== EXERCISE DESCRIPTION ==
Copy every line of the records that includes the word "header".

═════ DATASET ENTRIES ═════

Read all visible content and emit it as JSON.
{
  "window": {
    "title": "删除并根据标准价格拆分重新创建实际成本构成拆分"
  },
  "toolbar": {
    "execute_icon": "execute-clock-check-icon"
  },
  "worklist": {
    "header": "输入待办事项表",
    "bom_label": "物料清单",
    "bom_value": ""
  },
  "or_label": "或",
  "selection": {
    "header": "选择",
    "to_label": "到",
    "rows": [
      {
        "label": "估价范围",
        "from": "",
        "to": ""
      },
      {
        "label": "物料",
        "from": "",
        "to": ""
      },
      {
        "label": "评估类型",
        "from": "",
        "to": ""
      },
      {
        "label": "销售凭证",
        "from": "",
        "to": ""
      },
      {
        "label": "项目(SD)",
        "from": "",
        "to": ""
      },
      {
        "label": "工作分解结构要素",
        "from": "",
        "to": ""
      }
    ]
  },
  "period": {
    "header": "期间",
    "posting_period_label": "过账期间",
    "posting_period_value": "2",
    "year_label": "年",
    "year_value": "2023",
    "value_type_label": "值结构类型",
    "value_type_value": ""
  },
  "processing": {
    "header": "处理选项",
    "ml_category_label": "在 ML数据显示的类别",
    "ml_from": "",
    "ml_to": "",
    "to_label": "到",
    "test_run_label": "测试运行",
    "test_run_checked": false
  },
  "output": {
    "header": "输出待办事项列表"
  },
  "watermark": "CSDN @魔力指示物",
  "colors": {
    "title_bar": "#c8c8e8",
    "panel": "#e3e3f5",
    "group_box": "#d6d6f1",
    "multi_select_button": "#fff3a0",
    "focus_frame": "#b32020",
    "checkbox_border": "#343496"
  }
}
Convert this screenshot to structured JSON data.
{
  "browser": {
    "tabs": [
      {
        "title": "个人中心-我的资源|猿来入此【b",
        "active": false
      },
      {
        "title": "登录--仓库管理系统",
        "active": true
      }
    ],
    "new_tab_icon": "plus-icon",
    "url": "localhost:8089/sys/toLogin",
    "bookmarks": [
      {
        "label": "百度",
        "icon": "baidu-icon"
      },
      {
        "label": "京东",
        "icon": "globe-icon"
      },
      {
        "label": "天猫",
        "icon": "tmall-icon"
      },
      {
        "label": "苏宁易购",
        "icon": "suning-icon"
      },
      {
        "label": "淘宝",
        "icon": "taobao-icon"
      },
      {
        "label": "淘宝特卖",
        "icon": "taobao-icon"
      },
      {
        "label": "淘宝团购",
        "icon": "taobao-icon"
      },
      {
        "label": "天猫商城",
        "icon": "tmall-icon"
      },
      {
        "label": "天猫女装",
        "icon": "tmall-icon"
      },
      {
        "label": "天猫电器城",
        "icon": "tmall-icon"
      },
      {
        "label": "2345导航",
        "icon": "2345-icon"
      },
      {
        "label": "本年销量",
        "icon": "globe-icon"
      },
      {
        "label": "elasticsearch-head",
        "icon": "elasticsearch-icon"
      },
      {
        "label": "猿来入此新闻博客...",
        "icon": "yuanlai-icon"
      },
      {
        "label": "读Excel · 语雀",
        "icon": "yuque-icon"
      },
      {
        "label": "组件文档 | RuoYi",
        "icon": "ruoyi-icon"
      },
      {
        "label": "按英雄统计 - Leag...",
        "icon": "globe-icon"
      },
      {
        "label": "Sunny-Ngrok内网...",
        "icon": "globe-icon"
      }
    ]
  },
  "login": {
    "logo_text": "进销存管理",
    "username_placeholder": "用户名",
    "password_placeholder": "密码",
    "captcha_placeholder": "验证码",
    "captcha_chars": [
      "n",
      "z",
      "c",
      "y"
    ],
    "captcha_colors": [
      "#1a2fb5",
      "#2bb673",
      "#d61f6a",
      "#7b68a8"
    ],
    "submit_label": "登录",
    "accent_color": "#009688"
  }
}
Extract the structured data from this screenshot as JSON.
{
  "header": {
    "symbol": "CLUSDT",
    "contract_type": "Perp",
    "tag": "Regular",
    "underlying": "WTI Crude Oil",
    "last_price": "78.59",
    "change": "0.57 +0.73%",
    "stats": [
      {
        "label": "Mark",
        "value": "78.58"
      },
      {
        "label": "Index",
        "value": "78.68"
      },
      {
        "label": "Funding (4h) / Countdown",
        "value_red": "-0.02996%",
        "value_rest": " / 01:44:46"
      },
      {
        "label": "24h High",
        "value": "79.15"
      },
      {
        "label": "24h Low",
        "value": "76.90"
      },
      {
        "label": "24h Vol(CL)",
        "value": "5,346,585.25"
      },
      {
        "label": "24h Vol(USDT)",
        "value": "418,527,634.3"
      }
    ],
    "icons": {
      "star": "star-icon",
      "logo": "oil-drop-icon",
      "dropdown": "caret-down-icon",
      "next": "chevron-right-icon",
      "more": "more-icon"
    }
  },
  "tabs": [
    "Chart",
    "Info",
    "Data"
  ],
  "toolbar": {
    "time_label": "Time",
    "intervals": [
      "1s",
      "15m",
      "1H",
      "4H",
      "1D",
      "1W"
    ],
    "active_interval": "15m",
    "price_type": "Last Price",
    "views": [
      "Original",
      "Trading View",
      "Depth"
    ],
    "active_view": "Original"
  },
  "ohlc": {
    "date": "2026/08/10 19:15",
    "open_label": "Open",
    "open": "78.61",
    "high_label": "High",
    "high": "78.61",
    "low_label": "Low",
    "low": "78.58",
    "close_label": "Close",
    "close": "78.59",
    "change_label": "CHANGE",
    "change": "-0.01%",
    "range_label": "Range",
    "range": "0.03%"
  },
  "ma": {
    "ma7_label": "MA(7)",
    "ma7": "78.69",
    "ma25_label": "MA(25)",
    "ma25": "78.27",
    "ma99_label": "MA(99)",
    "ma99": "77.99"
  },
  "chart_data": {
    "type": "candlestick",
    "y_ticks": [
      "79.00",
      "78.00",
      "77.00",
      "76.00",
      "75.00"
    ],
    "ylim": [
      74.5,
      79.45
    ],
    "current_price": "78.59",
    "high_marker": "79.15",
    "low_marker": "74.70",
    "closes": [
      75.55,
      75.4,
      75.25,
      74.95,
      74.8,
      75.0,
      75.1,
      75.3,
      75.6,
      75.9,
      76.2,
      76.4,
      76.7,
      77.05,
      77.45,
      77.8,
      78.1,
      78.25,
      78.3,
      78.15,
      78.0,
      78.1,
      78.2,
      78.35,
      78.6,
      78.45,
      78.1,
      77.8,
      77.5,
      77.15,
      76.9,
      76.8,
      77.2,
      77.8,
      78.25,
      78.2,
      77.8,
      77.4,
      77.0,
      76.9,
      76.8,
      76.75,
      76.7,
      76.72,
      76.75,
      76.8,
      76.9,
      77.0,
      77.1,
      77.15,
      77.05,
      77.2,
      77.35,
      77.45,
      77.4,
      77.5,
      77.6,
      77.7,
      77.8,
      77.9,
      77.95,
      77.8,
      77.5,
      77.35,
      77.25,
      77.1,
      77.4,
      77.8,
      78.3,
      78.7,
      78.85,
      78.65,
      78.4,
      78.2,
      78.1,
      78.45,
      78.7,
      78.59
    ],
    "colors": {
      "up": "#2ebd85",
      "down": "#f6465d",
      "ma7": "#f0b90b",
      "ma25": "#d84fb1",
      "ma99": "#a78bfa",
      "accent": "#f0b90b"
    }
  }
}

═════

== EXERCISE RESULT ==
    "header": "输入待办事项表",
    "header": "选择",
    "header": "期间",
    "header": "处理选项",
    "header": "输出待办事项列表"
  "header": {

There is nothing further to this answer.